[Records from a data collection]
——

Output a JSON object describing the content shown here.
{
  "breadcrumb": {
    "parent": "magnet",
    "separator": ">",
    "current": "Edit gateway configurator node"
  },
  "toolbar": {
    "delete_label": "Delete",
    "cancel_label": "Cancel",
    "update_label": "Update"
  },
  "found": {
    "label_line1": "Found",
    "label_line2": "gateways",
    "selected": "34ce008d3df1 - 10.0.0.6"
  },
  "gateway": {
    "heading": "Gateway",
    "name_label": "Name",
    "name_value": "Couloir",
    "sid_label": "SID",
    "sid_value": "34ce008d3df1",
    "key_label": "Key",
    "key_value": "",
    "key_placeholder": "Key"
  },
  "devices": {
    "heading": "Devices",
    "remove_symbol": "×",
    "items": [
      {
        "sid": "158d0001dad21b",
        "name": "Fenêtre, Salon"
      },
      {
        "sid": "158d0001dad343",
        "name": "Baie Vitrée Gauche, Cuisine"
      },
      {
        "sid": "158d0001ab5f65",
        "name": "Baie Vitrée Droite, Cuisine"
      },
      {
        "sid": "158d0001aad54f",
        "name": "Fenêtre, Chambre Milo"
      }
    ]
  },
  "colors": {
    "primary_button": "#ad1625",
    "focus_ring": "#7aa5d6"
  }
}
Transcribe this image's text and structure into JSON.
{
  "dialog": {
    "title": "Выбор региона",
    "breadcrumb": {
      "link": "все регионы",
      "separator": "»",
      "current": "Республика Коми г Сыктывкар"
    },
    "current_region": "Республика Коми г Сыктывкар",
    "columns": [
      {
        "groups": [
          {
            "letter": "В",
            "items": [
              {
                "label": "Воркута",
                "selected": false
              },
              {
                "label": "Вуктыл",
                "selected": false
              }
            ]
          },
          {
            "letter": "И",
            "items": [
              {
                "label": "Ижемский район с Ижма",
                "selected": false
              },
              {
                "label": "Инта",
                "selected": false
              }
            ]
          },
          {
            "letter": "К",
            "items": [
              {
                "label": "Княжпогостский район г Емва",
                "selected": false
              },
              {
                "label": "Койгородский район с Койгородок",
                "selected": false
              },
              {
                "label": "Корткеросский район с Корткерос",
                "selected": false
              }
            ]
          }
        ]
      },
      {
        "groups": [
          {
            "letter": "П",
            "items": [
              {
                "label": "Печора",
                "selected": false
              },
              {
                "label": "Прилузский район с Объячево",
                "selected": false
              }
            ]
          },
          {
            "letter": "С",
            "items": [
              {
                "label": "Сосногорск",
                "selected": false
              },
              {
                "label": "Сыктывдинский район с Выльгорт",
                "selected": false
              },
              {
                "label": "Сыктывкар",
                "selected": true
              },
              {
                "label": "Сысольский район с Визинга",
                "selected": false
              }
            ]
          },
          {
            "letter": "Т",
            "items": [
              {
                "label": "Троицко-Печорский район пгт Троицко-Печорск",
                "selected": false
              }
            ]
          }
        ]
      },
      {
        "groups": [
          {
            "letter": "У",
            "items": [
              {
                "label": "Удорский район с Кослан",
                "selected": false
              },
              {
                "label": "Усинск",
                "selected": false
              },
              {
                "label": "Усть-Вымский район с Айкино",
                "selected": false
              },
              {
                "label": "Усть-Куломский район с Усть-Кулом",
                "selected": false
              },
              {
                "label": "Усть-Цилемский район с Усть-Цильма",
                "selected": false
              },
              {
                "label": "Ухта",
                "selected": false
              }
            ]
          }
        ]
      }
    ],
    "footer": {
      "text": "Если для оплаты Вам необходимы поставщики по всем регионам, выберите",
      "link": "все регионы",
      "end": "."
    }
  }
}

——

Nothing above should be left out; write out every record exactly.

• [Answer section]:
Output a JSON object describing the content shown here.
{
  "breadcrumb": {
    "parent": "magnet",
    "separator": ">",
    "current": "Edit gateway configurator node"
  },
  "toolbar": {
    "delete_label": "Delete",
    "cancel_label": "Cancel",
    "update_label": "Update"
  },
  "found": {
    "label_line1": "Found",
    "label_line2": "gateways",
    "selected": "34ce008d3df1 - 10.0.0.6"
  },
  "gateway": {
    "heading": "Gateway",
    "name_label": "Name",
    "name_value": "Couloir",
    "sid_label": "SID",
    "sid_value": "34ce008d3df1",
    "key_label": "Key",
    "key_value": "",
    "key_placeholder": "Key"
  },
  "devices": {
    "heading": "Devices",
    "remove_symbol": "×",
    "items": [
      {
        "sid": "158d0001dad21b",
        "name": "Fenêtre, Salon"
      },
      {
        "sid": "158d0001dad343",
        "name": "Baie Vitrée Gauche, Cuisine"
      },
      {
        "sid": "158d0001ab5f65",
        "name": "Baie Vitrée Droite, Cuisine"
      },
      {
        "sid": "158d0001aad54f",
        "name": "Fenêtre, Chambre Milo"
      }
    ]
  },
  "colors": {
    "primary_button": "#ad1625",
    "focus_ring": "#7aa5d6"
  }
}
Transcribe this image's text and structure into JSON.
{
  "dialog": {
    "title": "Выбор региона",
    "breadcrumb": {
      "link": "все регионы",
      "separator": "»",
      "current": "Республика Коми г Сыктывкар"
    },
    "current_region": "Республика Коми г Сыктывкар",
    "columns": [
      {
        "groups": [
          {
            "letter": "В",
            "items": [
              {
                "label": "Воркута",
                "selected": false
              },
              {
                "label": "Вуктыл",
                "selected": false
              }
            ]
          },
          {
            "letter": "И",
            "items": [
              {
                "label": "Ижемский район с Ижма",
                "selected": false
              },
              {
                "label": "Инта",
                "selected": false
              }
            ]
          },
          {
            "letter": "К",
            "items": [
              {
                "label": "Княжпогостский район г Емва",
                "selected": false
              },
              {
                "label": "Койгородский район с Койгородок",
                "selected": false
              },
              {
                "label": "Корткеросский район с Корткерос",
                "selected": false
              }
            ]
          }
        ]
      },
      {
        "groups": [
          {
            "letter": "П",
            "items": [
              {
                "label": "Печора",
                "selected": false
              },
              {
                "label": "Прилузский район с Объячево",
                "selected": false
              }
            ]
          },
          {
            "letter": "С",
            "items": [
              {
                "label": "Сосногорск",
                "selected": false
              },
              {
                "label": "Сыктывдинский район с Выльгорт",
                "selected": false
              },
              {
                "label": "Сыктывкар",
                "selected": true
              },
              {
                "label": "Сысольский район с Визинга",
                "selected": false
              }
            ]
          },
          {
            "letter": "Т",
            "items": [
              {
                "label": "Троицко-Печорский район пгт Троицко-Печорск",
                "selected": false
              }
            ]
          }
        ]
      },
      {
        "groups": [
          {
            "letter": "У",
            "items": [
              {
                "label": "Удорский район с Кослан",
                "selected": false
              },
              {
                "label": "Усинск",
                "selected": false
              },
              {
                "label": "Усть-Вымский район с Айкино",
                "selected": false
              },
              {
                "label": "Усть-Куломский район с Усть-Кулом",
                "selected": false
              },
              {
                "label": "Усть-Цилемский район с Усть-Цильма",
                "selected": false
              },
              {
                "label": "Ухта",
                "selected": false
              }
            ]
          }
        ]
      }
    ],
    "footer": {
      "text": "Если для оплаты Вам необходимы поставщики по всем регионам, выберите",
      "link": "все регионы",
      "end": "."
    }
  }
}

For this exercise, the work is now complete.